I want all the socks in whole world (or at least in my house) to find and keep their forever mate.
I want counter tops free from crumbs.
I want well-fed dogs and chickens and livestock. And I want to eliminate the phrase Did you feed the…. from my vocabulary.
I want to stop pretending that the little flecks of green in the pasta are seasonings. It’s spinach, ya’ll. Okay. It’s spinach. It has always been spinach.
I want to sit down with my coffee or my computer or my book for more than five minutes at time before someone says, “Hey Mamma! Will you…”
I want to always be able to find a pen. And my scissors. And the duck tape. Seriously. Who keeps running off with the duck tape?

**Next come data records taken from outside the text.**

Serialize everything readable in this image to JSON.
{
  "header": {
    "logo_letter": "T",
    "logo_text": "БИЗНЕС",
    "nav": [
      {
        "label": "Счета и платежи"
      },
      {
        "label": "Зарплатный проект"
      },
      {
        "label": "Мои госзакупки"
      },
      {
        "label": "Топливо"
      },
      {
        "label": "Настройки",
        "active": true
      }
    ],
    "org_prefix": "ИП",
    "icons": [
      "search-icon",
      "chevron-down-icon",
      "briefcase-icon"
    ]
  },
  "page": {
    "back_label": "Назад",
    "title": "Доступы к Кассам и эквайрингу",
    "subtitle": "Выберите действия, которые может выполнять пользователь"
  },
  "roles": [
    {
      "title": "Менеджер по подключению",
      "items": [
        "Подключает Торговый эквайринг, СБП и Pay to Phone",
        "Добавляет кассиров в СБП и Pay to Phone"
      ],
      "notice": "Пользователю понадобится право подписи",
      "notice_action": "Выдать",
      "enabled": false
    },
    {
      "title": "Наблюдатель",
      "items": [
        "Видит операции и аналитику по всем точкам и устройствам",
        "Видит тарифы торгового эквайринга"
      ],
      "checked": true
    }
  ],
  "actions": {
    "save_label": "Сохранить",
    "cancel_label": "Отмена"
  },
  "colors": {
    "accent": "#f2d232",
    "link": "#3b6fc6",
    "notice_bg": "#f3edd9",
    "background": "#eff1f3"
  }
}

I want to stop repeating myself.
I want to stop repeating myself.
I want a TV show that comes on during primetime that I can watch with my whole family and that does not involve wildlife or people wearing cammo – and that will not be interrupted by commercials for tampons, Viagra, or Victoria’s Secret.
I want to learn how to use the television remote control, and I want the kids to forget how to use the television remote control.
I want, just now and then, to arrive at church with a relaxed, well-dressed family at least 15 minutes early.
I want to pray more as a family.
I want to play more as a family.
I want to sit down to dinner more often.
I want to cook from scratch, and I want someone else to clean the kitchen.
I want more nights at home with my family and fewer nights all going in different directions.
I want to slow down time.
Obviously, some of the things on my list are within my family’s power to give me and some are not. But in the end, I know I will get bathrobe or a nightgown or a kitchen gadget. And that’s okay. Because even though whatever I get might not come with a life-time supply of spotless kitchens or perfectly matched socks, it will come with love. And I really could use a new bathrobe.